(märshēā`nəs kəpĕl`ə), fl. 5th cent.?, Latin writer, b. Carthage. His one famous work, The Marriage of Mercury and Philology, also called the Satyricon and Disciplinae, is a long allegory about the liberal arts. Its popularity in medieval schools was universal.

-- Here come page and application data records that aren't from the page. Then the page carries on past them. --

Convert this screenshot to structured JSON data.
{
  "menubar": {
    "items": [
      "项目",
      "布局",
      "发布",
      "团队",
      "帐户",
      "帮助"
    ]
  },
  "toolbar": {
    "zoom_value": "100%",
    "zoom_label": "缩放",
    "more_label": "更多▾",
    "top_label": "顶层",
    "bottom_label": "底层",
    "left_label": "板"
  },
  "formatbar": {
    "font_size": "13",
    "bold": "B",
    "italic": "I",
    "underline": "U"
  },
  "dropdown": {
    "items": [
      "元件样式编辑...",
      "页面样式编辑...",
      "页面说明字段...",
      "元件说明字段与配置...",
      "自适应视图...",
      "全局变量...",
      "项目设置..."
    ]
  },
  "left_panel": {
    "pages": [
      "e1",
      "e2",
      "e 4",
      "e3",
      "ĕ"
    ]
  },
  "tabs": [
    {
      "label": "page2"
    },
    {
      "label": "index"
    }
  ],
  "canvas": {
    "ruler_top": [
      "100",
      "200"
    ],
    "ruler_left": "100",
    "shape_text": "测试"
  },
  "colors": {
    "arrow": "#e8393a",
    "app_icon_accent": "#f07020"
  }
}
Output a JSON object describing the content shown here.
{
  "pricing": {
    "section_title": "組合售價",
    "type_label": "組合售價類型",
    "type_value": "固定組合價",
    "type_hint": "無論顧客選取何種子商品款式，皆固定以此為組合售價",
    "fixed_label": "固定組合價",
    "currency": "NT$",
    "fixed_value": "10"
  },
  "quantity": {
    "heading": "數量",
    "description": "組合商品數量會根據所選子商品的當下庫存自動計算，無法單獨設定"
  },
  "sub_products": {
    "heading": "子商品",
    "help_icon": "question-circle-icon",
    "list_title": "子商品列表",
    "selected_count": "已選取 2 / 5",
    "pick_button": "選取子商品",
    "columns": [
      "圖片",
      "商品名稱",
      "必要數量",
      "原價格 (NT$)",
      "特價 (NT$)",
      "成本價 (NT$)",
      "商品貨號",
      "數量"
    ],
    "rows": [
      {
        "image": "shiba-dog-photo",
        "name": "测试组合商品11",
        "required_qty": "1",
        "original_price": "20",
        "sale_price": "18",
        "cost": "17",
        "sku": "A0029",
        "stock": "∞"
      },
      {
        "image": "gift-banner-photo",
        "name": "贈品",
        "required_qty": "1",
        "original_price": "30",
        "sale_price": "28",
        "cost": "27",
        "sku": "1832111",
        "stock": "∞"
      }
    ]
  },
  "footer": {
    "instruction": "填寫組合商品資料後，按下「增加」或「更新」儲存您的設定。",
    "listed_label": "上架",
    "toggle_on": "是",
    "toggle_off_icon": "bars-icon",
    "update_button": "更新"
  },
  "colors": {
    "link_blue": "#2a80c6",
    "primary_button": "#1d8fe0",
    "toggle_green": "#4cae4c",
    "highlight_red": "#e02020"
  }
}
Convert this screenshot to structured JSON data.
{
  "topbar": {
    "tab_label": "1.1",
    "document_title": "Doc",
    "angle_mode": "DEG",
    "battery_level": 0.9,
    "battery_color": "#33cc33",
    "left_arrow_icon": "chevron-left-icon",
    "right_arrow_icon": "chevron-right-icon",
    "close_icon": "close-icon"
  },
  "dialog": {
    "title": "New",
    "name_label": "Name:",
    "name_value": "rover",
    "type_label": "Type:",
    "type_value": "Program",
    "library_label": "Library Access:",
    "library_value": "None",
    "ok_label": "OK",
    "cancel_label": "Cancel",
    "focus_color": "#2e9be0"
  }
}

The author is also known as Felix Capella and may have lived in the 4th cent.
References in periodicals archive ?
His selection of these disciplines, which would shape subsequent discussion, was informed by Marcus Varro and Martianus Capella.
Apuleius's novel generated a series of editions, commentaries, and adaptations from editors, translators, and humanists, including Augustine, Fulgentius, Macrobius, Martianus Capella, Boccaccio, Petrarch, Coluccio Salutati, Poggio Bracciolini, Giovanni Bussi, Vive-s, and Erasmus.
Well, recent studies have shown that that beautiful and sensual young girl surrounded by flowers in the center of the painting in actual fact represents Philologia--the whole scene coming from Martianus Capella's De Nuptiis Mercurii and Philologiae, a work very highly praised at the court of Lorenzo il Magnifico.
Her Martianus & Ualentines onfengon rice & ricsodon .
In the fifth century Martianus Cappella reported the cure of the mentally ill by music (Paul, 1958).
They were given final form by the Roman philosopher Martianus Capella (Martianus Minneus Felix Capella) in the first half of the 5th century.
30) Regrettably, by attributing no importance to the Decameron ballads, scholars have also achieved another goal: Boccaccio's masterpiece is never included among the works which are viewed as a prosimetrum, and which range from the Consolatio Philosophiae of Boethius, De nuptiis Philologiae et Mercurii by Martianus Capella, Cosmographia by Bernardus Silvestris, De planctu naturae by Alain de Lille, etc.
This subset of speculative writers, including such early figures as Macrobius and Martianus Capella from the early fifth century, often brings together ideas concerning music that are mutually contradictory or that their authors simply misunderstood.
Not only is Eriugena's philosophy of nature intended to be a theology, and his physics purported to frame the meanings which stay behind the physis in the strict sense of the word, but Eriugena perpetuates in his work as well the collocation of philosophy and artes (see Moran 1989:191-211) which had become a highly influential topos in medieval thinking since at least Martianus Capella's De nuptiis Philologiae et Mercurii.
1 (nocte vagatrix / 'a female wanderer by night') is metrical, and Martianus Capella refers to 'delightful Milesiae of poetic diversity' (poeticae etiam diversitatis delicias Milesias) in de Nupt.
24) Another possibility is raised by Isidore of Seville's comment that no one could enter the labyrinth of Daedalus without a ball of thread, interpreted by Martianus Capella as a ball of string held by the creator in the left hand, from which the stars in their movements would be constructed.
2a) Iulianus pa and se geonga cniht martianus sunu and his moder samod, Antonius se preost and se ge-edcucode man wurdon to-somne ofslagene for Criste.